The audio is uncompressed PCM mono. This is as good as the picture could sound and still be the soundtrack that Bergman signed off on.
There’s also an English-dubbed version in case you love Ingmar Bergman but can’t read.
This disc has one extra, a commentary track by film scholar Peter Cowie. So far, I’ve gotten about half-way through it, and look forward to the other half. Fortunately, like most Criterion titles, it supports bookmarking, so I can easily return to where I left off.
Disk 1: The Television Series
I have a confession: As I write this, trying to post this review before the disc goes on sale Tuesday morning, I have only seen about half of this version.

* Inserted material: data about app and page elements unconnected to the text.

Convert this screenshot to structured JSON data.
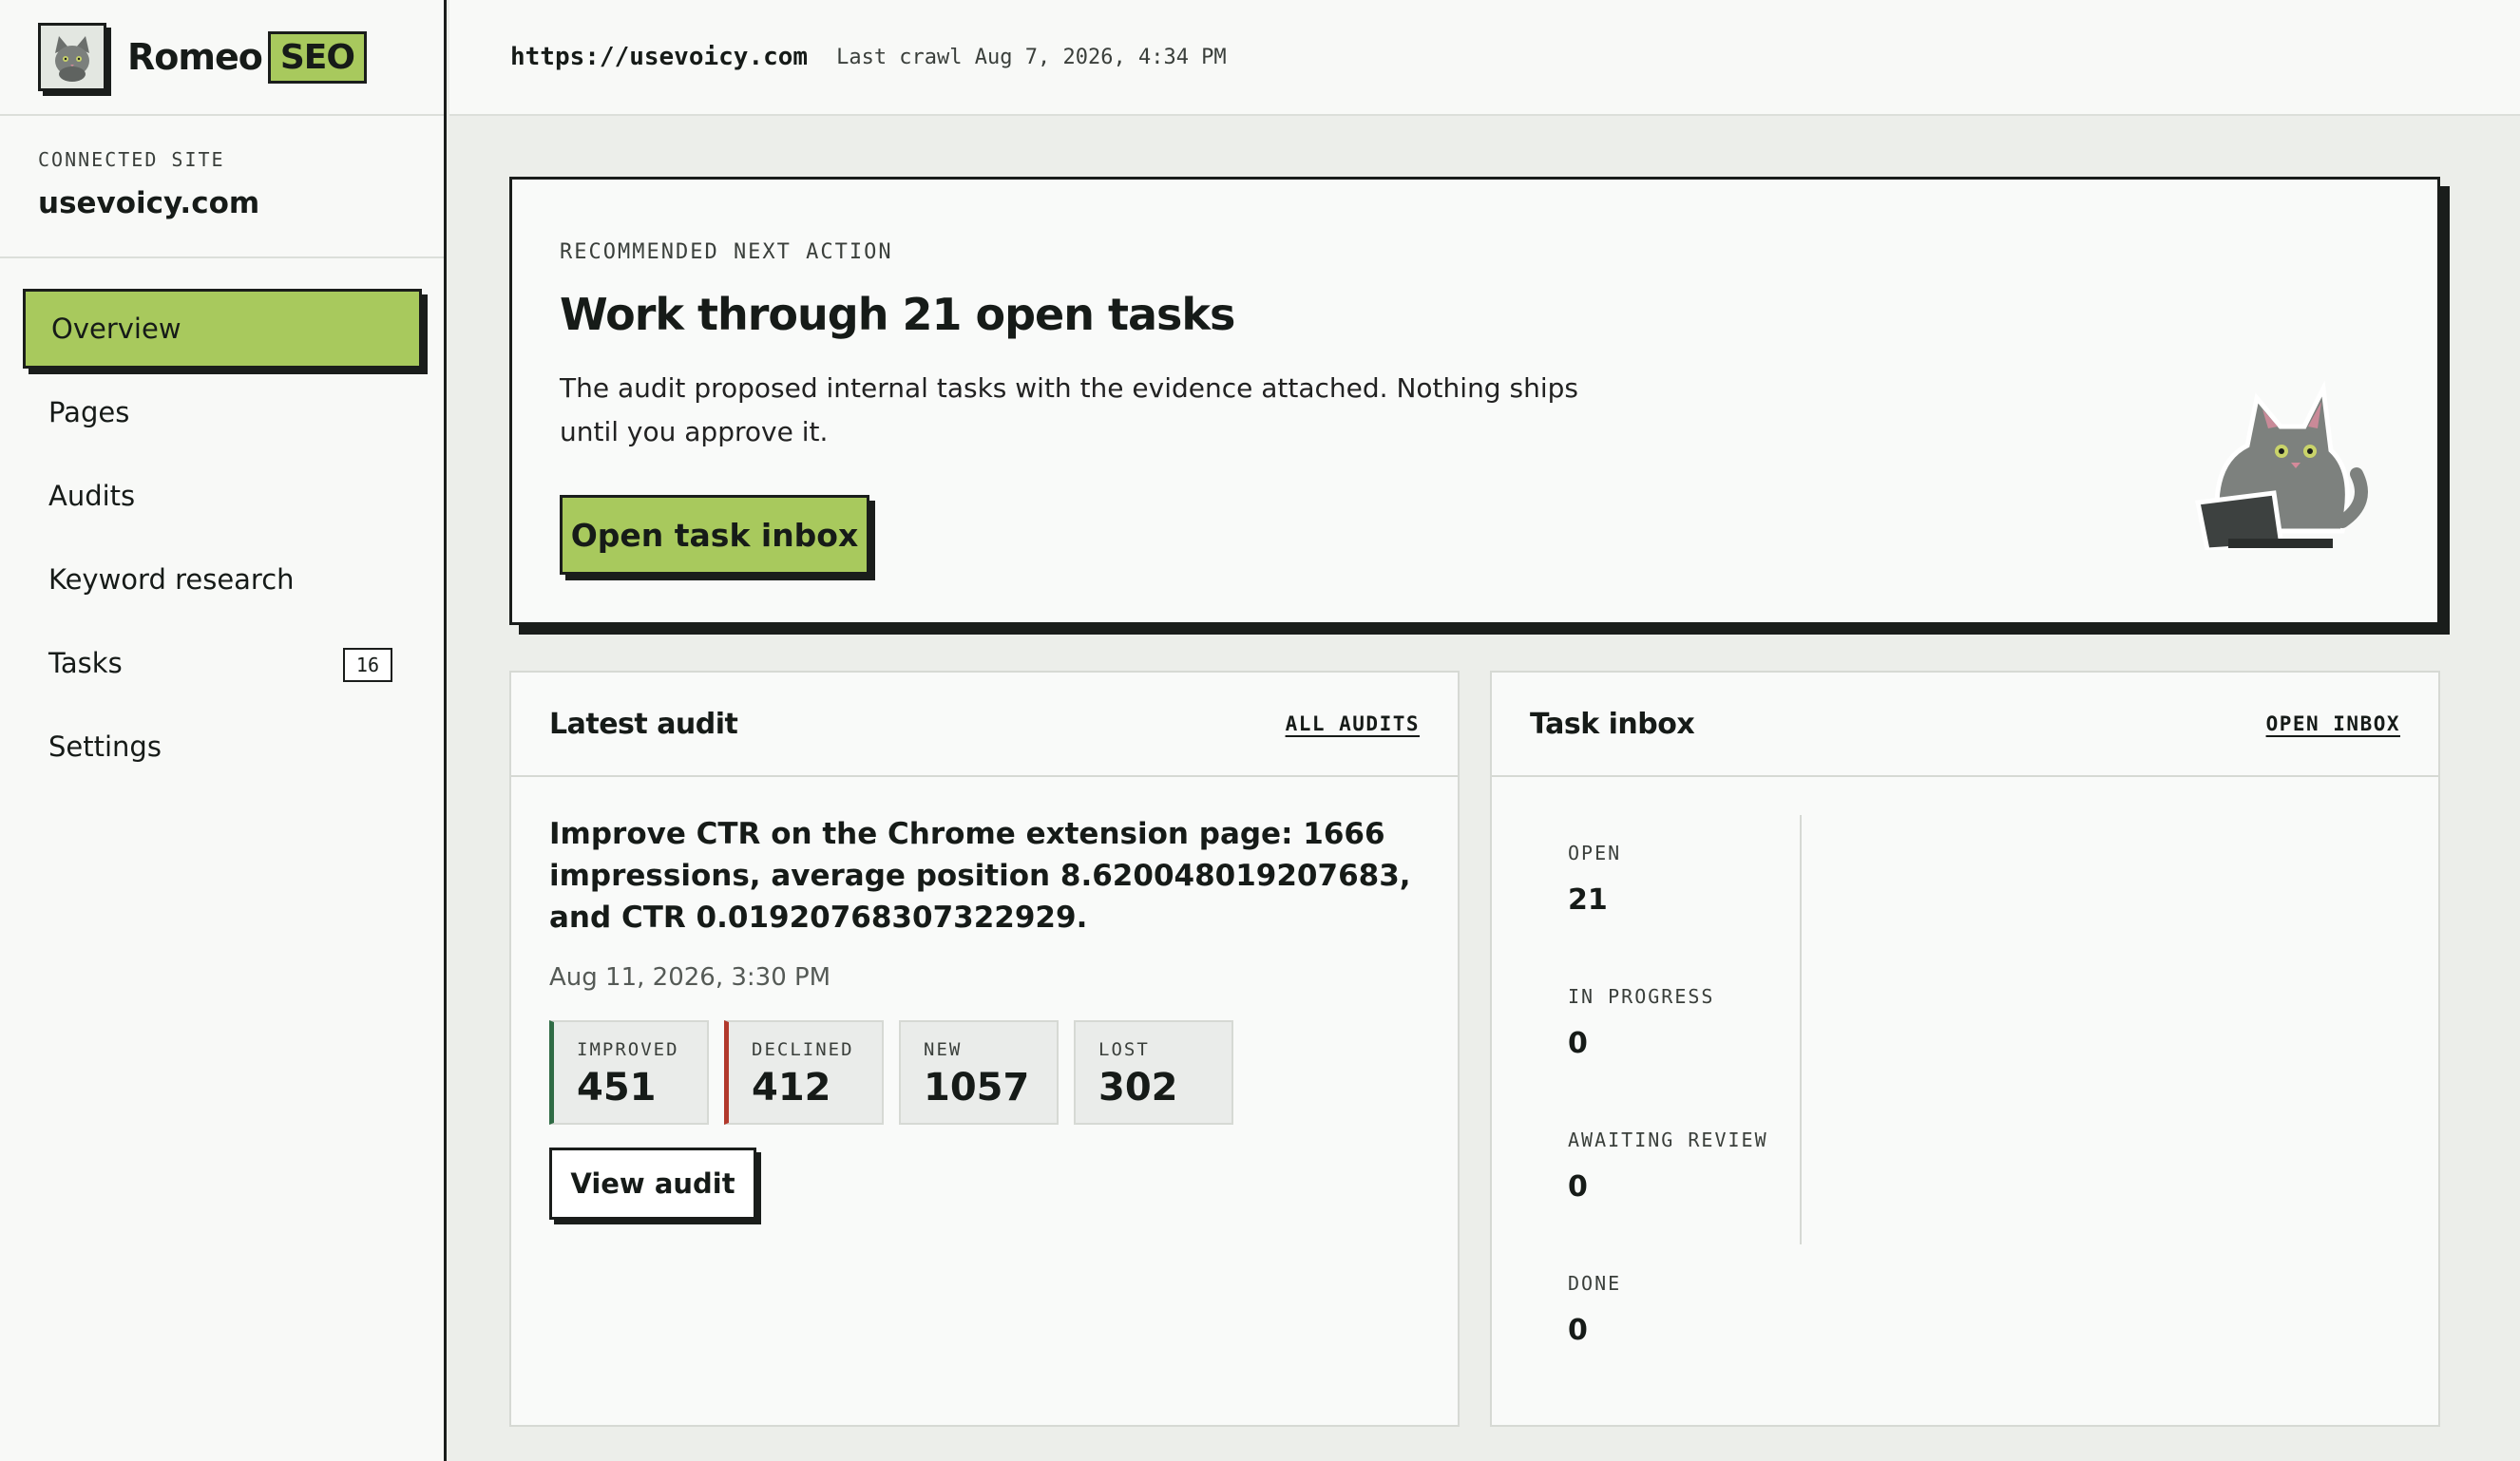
{
  "brand": {
    "name": "Romeo",
    "tag": "SEO",
    "logo_icon": "cat-logo-icon"
  },
  "site": {
    "label": "CONNECTED SITE",
    "name": "usevoicy.com"
  },
  "nav": {
    "items": [
      {
        "label": "Overview",
        "active": true
      },
      {
        "label": "Pages"
      },
      {
        "label": "Audits"
      },
      {
        "label": "Keyword research"
      },
      {
        "label": "Tasks",
        "badge": "16"
      },
      {
        "label": "Settings"
      }
    ]
  },
  "topbar": {
    "url": "https://usevoicy.com",
    "crawl": "Last crawl Aug 7, 2026, 4:34 PM"
  },
  "hero": {
    "label": "RECOMMENDED NEXT ACTION",
    "title": "Work through 21 open tasks",
    "description": "The audit proposed internal tasks with the evidence attached. Nothing ships until you approve it.",
    "button": "Open task inbox",
    "illustration_icon": "cat-laptop-icon"
  },
  "audit_panel": {
    "title": "Latest audit",
    "link": "ALL AUDITS",
    "headline": "Improve CTR on the Chrome extension page: 1666 impressions, average position 8.620048019207683, and CTR 0.01920768307322929.",
    "date": "Aug 11, 2026, 3:30 PM",
    "stats": [
      {
        "label": "IMPROVED",
        "value": "451"
      },
      {
        "label": "DECLINED",
        "value": "412"
      },
      {
        "label": "NEW",
        "value": "1057"
      },
      {
        "label": "LOST",
        "value": "302"
      }
    ],
    "button": "View audit"
  },
  "inbox_panel": {
    "title": "Task inbox",
    "link": "OPEN INBOX",
    "stats": [
      {
        "label": "OPEN",
        "value": "21"
      },
      {
        "label": "IN PROGRESS",
        "value": "0"
      },
      {
        "label": "AWAITING REVIEW",
        "value": "0"
      },
      {
        "label": "DONE",
        "value": "0"
      }
    ]
  },
  "colors": {
    "accent": "#a8c95d",
    "ink": "#1a1d1b",
    "improved": "#2f6b45",
    "declined": "#b1392c",
    "background": "#eceeea"
  }
}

So far, the long version offers little additional story and considerable more atmosphere and character. In one amazing scene, Fanny and Alexander’s father entertains the children by picking up a battered chair and improvising a royal and fantastic history of its original owners. In one stunningly entertaining sequence, Bergman shows us where Alexander acquired the imagination that will get him into trouble with his future stepfather.
In the big Christmas dinner scene, this version emphasizes something that an inattentive person might not recognize in the theatrical cut. The household servants sit and socialize with their employers, a once-a-year event that nevertheless emphasizes the love that all of these people have for each other.
The mother’s decision to remarry after the death of her beloved husband isn’t quite as sudden, here. We’re told that more than a year has gone by. Bergman makes the bishop’s early attraction to this beautiful blonde actress clear in this version, and we know that she’s grown tired of the theater and is looking for something different.
Somehow, Criterion managed to fit more than five hours of HD video onto this one single-sided Blu-ray disc. I don’t think it looks as good as the theatrical version, but I don’t have the equipment necessary to truly compare them. I may be prejudiced because I have a hard time believing that you could put so much video on one disc and not sacrifice quality.
On the other hand, this cut was made for standard definition TV. Putting it in HD on a Blu-ray makes it look better than anything Berman imagined when he cut it.
The audio is again uncompressed PCM mono, and I can’t complain.
There are no extras on this disk.
Disc 3: The Extras
Disc 3’s centerpiece is The Making of “Fanny and Alexander,” a feature-length documentary edited by Bergman himself. Comprised of 16mm footage of the production, its only narration is occasional silent-film-like intertitles, some of them mocking the director himself. It’s at times self-indulgent, but at other times fascinating. In its best moments, the camera follows Bergman and his cast and crew as they carefully block out a technically difficult scene. Then we see the finished shot, allowing us to associate the challenges in creating the shot with the emotional impact we experienced when we first saw the shot in context.
The disc also contains a couple of other documentaries, both made for Swedish television, plus assorted stills and the theatrical trailer.
A short book included in the box contains three essays on the film.
Ingmar Bergman was thinking about retirement when he made Fanny and Alexander (or at least semi-retirement–he continued to write screenplays and direct stage plays). Yet he made a masterpiece about youth. Criterion has done it justice.